Before a patient can receive a spinal cord stimulator implant--a permanent implant in the spinal canal--he or she must undergo a spinal cord stimulator trial. The trial phase is extremely important, as it will allow your pain management provider to determine how effective spinal cord stimulation is in relieving your pain. During the trial phase, the epidural space--the outermost area of the spinal canal--is accessed using x-ray guidance and an epidural needle. Once proper placement of the needle has been confirmed, your pain specialist will insert a small electrode through the needle and confirm proper placement in the epidural space. These electrodes are connected to a spinal cord stimulator device that, when activated, sends tiny electrical pulses to the epidural space.
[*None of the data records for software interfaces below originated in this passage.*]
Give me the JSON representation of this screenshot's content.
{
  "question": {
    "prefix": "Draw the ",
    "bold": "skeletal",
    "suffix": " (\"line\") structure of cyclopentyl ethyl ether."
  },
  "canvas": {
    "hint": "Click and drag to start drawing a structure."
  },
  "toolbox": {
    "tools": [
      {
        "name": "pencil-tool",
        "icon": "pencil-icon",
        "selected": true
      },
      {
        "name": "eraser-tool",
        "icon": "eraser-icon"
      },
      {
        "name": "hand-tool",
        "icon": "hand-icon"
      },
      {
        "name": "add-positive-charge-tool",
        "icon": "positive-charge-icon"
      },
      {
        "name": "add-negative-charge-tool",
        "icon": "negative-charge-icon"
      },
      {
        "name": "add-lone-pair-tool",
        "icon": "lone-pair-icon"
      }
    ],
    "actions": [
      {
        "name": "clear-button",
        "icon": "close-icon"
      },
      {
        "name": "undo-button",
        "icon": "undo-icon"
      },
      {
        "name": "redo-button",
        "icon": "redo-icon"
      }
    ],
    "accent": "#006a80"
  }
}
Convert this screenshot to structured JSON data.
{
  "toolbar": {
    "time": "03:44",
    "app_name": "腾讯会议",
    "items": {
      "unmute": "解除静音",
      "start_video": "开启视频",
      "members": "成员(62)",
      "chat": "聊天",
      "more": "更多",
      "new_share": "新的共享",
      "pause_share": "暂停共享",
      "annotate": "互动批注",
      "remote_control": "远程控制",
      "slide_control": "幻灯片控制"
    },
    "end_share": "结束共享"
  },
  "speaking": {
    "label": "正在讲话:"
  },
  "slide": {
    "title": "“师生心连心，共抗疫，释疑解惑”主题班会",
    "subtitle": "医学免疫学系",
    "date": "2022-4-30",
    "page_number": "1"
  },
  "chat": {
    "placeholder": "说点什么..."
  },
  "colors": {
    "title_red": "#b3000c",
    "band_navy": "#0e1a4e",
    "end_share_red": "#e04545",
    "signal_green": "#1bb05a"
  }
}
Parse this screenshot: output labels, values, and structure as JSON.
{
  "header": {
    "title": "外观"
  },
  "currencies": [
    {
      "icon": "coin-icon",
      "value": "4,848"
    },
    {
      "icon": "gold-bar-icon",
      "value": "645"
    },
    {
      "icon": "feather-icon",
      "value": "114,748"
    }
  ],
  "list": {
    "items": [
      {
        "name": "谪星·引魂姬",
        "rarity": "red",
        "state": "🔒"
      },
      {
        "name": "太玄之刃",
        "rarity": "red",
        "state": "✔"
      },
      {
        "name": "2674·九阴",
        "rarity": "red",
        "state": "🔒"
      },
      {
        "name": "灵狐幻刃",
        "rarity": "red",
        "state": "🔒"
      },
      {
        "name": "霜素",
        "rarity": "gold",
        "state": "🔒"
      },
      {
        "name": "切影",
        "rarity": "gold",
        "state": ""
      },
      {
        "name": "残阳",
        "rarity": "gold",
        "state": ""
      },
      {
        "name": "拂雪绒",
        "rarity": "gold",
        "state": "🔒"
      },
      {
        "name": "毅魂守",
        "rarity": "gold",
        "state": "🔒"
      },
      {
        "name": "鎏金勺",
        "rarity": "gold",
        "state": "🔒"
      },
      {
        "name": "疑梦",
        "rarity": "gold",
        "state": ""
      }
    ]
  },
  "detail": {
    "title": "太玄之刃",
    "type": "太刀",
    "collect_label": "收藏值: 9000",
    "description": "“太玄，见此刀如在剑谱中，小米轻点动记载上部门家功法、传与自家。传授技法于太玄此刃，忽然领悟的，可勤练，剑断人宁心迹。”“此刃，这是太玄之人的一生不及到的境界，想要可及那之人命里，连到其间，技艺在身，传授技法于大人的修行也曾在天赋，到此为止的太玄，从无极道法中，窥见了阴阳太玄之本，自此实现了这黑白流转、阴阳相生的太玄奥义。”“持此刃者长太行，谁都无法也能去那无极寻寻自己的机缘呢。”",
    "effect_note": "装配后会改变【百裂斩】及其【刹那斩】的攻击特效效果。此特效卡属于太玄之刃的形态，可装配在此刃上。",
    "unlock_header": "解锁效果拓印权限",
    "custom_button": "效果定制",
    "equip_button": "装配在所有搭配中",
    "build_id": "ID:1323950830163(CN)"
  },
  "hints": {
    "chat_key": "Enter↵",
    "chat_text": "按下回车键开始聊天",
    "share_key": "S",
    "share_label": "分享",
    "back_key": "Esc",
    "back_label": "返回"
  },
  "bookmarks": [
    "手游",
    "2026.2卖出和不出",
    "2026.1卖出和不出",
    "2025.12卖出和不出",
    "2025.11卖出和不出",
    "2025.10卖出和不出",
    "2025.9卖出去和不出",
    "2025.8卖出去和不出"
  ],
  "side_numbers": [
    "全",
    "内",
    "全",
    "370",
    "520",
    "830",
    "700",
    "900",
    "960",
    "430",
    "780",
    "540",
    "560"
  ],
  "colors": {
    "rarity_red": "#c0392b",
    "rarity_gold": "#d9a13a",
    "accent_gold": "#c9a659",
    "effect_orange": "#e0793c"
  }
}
After one electrode is successfully placed, the process is repeated to place a second electrode. Placement of two electrodes is typical during the trial phase. After proper placement of the electrodes, a member of the device’s team will activate the spinal cord stimulator and ask you to describe the sensations you experience as he or she adjusts the device’s settings. A successful trial will gradually replace pain sensations with a pleasant tingling feeling, a process which typically takes only 10 minutes. After the initial test of the electrodes, your pain specialist will remove the epidural needle and secure the electrodes to your back with tape and a small number of stitches. Once this is complete, you will leave the clinic and begin a 5-day trial of the device. During the trial, you should continue all daily activities normally. You should also continue to take any prescribed daily pain medications. During this time, pay close attention to your pain levels and how your activity level is affected due to your pain. At the end of the five day trial period, you will return to the pain clinic to have the electrodes removed. You will also talk to your doctor about the effectiveness of the trial in reducing your daily pain. If you experienced at least a fifty percent reduction in pain and were able to complete daily activities more easily, you’re likely a good candidate for a spinal cord stimulator implant.
What happens next if my trial procedure is successful?
If a patient has undergone a successful spinal cord stimulator trial, he or she may elect to receive a permanent implanted device. Permanent implantation of a spinal cord stimulator is a surgical procedure that is performed under general anesthesia in an operating room. The permanent implantation can be done via laminotomy, performed by an outside surgeon, or via percutaneous implant, performed by a pain specialist. It’s important to talk with your doctor about the risks, benefits and potential complications of permanent implantation via laminotomy versus percutaneous implantation.